Dogs that won’t eat or have a diminished appetite, also known as anorexia, is a common symptom reported by pet owners. It can be a minor problem or a very significant life-threatening problem. There are many causes for this common symptom and a decreased appetite can suggest the start of many different diseases or problems.

As a pet owner, you may not know what to do when this happens, so this article will focus on what you can do for your pet at home and help you to understand when you should seek help from your veterinarian.

Here are some of the most common questions pet owners ask about canine anorexia:

What is Anorexia in Dogs?

Anorexia is the lack of appetite, not eating, or eating less than normal.

What Causes Lack of Appetite in Dogs?

Anorexia or lack of appetite in dogs can be caused by a variety of problems including fever, infections, pain, food change, as well as just about any other problem. Lack of appetite or decreased appetite can also indicate a systemic problem such as cancer, kidney failure, diabetes, liver disease, infectious diseases as well as just about any other problem. For a full list of possible causes, go to Causes of Anorexia in dogs.

What Can I do at Home for my Dog that Won’t Eat?

Specific home treatments for anorexia in dogs is dependent on the cause of the anorexia or lack of appetite. For example, if the underlying cause is kidney problems- then your dog needs more diagnostic tests and fluid therapy. Or if the cause is an infection, the treatment may be antibiotics.

The general approach for home care of a dog that won’t eat may include:

If your dog doesn’t eat a meal and you cannot take your dog to your veterinarian (which is recommended), then you may try the following:

Note: Please check with your veterinarian before giving ANY medications. Administer only prescribed medications. Many over-the-counter (OTC) medications that are safe for humans can be toxic to dogs.


This is important! If your dog continues not eat or you notice the onset of other symptoms, please call your veterinarian promptly. If your pet is lethargic, starts vomiting, has diarrhea, is weak or lethargic or has any other physical abnormalities mentioned above, it is important to see your veterinarian. Your pet needs your help and the professional care your veterinarian can provide. If your pet is having the clinical signs mentioned above, expect your veterinarian to perform some diagnostic tests and make treatment recommendations. Those recommendations will be dependent upon the severity and nature of the clinical signs.

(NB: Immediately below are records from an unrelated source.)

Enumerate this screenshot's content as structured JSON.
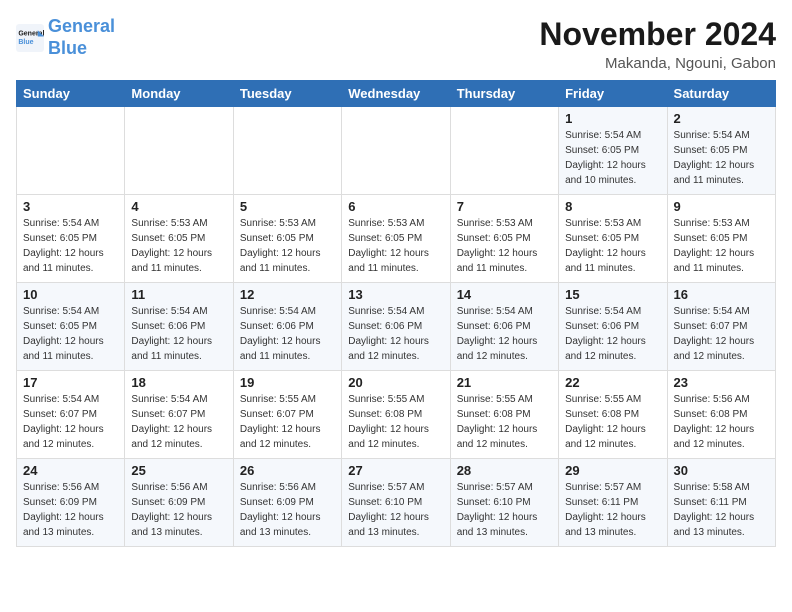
{
  "logo": {
    "line1": "General",
    "line2": "Blue"
  },
  "title": "November 2024",
  "location": "Makanda, Ngouni, Gabon",
  "weekdays": [
    "Sunday",
    "Monday",
    "Tuesday",
    "Wednesday",
    "Thursday",
    "Friday",
    "Saturday"
  ],
  "weeks": [
    [
      {
        "day": "",
        "info": ""
      },
      {
        "day": "",
        "info": ""
      },
      {
        "day": "",
        "info": ""
      },
      {
        "day": "",
        "info": ""
      },
      {
        "day": "",
        "info": ""
      },
      {
        "day": "1",
        "info": "Sunrise: 5:54 AM\nSunset: 6:05 PM\nDaylight: 12 hours\nand 10 minutes."
      },
      {
        "day": "2",
        "info": "Sunrise: 5:54 AM\nSunset: 6:05 PM\nDaylight: 12 hours\nand 11 minutes."
      }
    ],
    [
      {
        "day": "3",
        "info": "Sunrise: 5:54 AM\nSunset: 6:05 PM\nDaylight: 12 hours\nand 11 minutes."
      },
      {
        "day": "4",
        "info": "Sunrise: 5:53 AM\nSunset: 6:05 PM\nDaylight: 12 hours\nand 11 minutes."
      },
      {
        "day": "5",
        "info": "Sunrise: 5:53 AM\nSunset: 6:05 PM\nDaylight: 12 hours\nand 11 minutes."
      },
      {
        "day": "6",
        "info": "Sunrise: 5:53 AM\nSunset: 6:05 PM\nDaylight: 12 hours\nand 11 minutes."
      },
      {
        "day": "7",
        "info": "Sunrise: 5:53 AM\nSunset: 6:05 PM\nDaylight: 12 hours\nand 11 minutes."
      },
      {
        "day": "8",
        "info": "Sunrise: 5:53 AM\nSunset: 6:05 PM\nDaylight: 12 hours\nand 11 minutes."
      },
      {
        "day": "9",
        "info": "Sunrise: 5:53 AM\nSunset: 6:05 PM\nDaylight: 12 hours\nand 11 minutes."
      }
    ],
    [
      {
        "day": "10",
        "info": "Sunrise: 5:54 AM\nSunset: 6:05 PM\nDaylight: 12 hours\nand 11 minutes."
      },
      {
        "day": "11",
        "info": "Sunrise: 5:54 AM\nSunset: 6:06 PM\nDaylight: 12 hours\nand 11 minutes."
      },
      {
        "day": "12",
        "info": "Sunrise: 5:54 AM\nSunset: 6:06 PM\nDaylight: 12 hours\nand 11 minutes."
      },
      {
        "day": "13",
        "info": "Sunrise: 5:54 AM\nSunset: 6:06 PM\nDaylight: 12 hours\nand 12 minutes."
      },
      {
        "day": "14",
        "info": "Sunrise: 5:54 AM\nSunset: 6:06 PM\nDaylight: 12 hours\nand 12 minutes."
      },
      {
        "day": "15",
        "info": "Sunrise: 5:54 AM\nSunset: 6:06 PM\nDaylight: 12 hours\nand 12 minutes."
      },
      {
        "day": "16",
        "info": "Sunrise: 5:54 AM\nSunset: 6:07 PM\nDaylight: 12 hours\nand 12 minutes."
      }
    ],
    [
      {
        "day": "17",
        "info": "Sunrise: 5:54 AM\nSunset: 6:07 PM\nDaylight: 12 hours\nand 12 minutes."
      },
      {
        "day": "18",
        "info": "Sunrise: 5:54 AM\nSunset: 6:07 PM\nDaylight: 12 hours\nand 12 minutes."
      },
      {
        "day": "19",
        "info": "Sunrise: 5:55 AM\nSunset: 6:07 PM\nDaylight: 12 hours\nand 12 minutes."
      },
      {
        "day": "20",
        "info": "Sunrise: 5:55 AM\nSunset: 6:08 PM\nDaylight: 12 hours\nand 12 minutes."
      },
      {
        "day": "21",
        "info": "Sunrise: 5:55 AM\nSunset: 6:08 PM\nDaylight: 12 hours\nand 12 minutes."
      },
      {
        "day": "22",
        "info": "Sunrise: 5:55 AM\nSunset: 6:08 PM\nDaylight: 12 hours\nand 12 minutes."
      },
      {
        "day": "23",
        "info": "Sunrise: 5:56 AM\nSunset: 6:08 PM\nDaylight: 12 hours\nand 12 minutes."
      }
    ],
    [
      {
        "day": "24",
        "info": "Sunrise: 5:56 AM\nSunset: 6:09 PM\nDaylight: 12 hours\nand 13 minutes."
      },
      {
        "day": "25",
        "info": "Sunrise: 5:56 AM\nSunset: 6:09 PM\nDaylight: 12 hours\nand 13 minutes."
      },
      {
        "day": "26",
        "info": "Sunrise: 5:56 AM\nSunset: 6:09 PM\nDaylight: 12 hours\nand 13 minutes."
      },
      {
        "day": "27",
        "info": "Sunrise: 5:57 AM\nSunset: 6:10 PM\nDaylight: 12 hours\nand 13 minutes."
      },
      {
        "day": "28",
        "info": "Sunrise: 5:57 AM\nSunset: 6:10 PM\nDaylight: 12 hours\nand 13 minutes."
      },
      {
        "day": "29",
        "info": "Sunrise: 5:57 AM\nSunset: 6:11 PM\nDaylight: 12 hours\nand 13 minutes."
      },
      {
        "day": "30",
        "info": "Sunrise: 5:58 AM\nSunset: 6:11 PM\nDaylight: 12 hours\nand 13 minutes."
      }
    ]
  ]
}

When is Lack of Appetite an Emergency?

If your dog continues not to eat, acts lethargic, starts vomiting, has diarrhea, is weak, has trouble breathing, and/or you notice pale gums – then immediate medical attention is warranted. Please see your veterinarian. It is always better to err on having your dog evaluated sooner rather than later.

Here are some links to additional information that may be helpful.


The advice given in the Home Care series of articles is not meant to replace veterinary care. When your pet has a problem, it is always best to see your veterinarian as soon as possible. But in some cases, it is not always possible to seek veterinary care. You could be traveling, it could be after hours and there are no 24-hour clinics near you, or maybe you simply can’t afford it. Whatever the reason, when your pet has a problem, you need answers. Most vets will not give you any information over the phone – they will tell you to bring your pet in for an office visit. So, when these difficult situations arise, many pet owners don’t know what to do – and they end up doing the wrong thing because they don’t have sound veterinary advice. When your pet has a problem and you can’t see your vet, the information in this series of articles can help guide you so that you will not inadvertently cause harm to your pet. However, this information is not a replacement for veterinary care.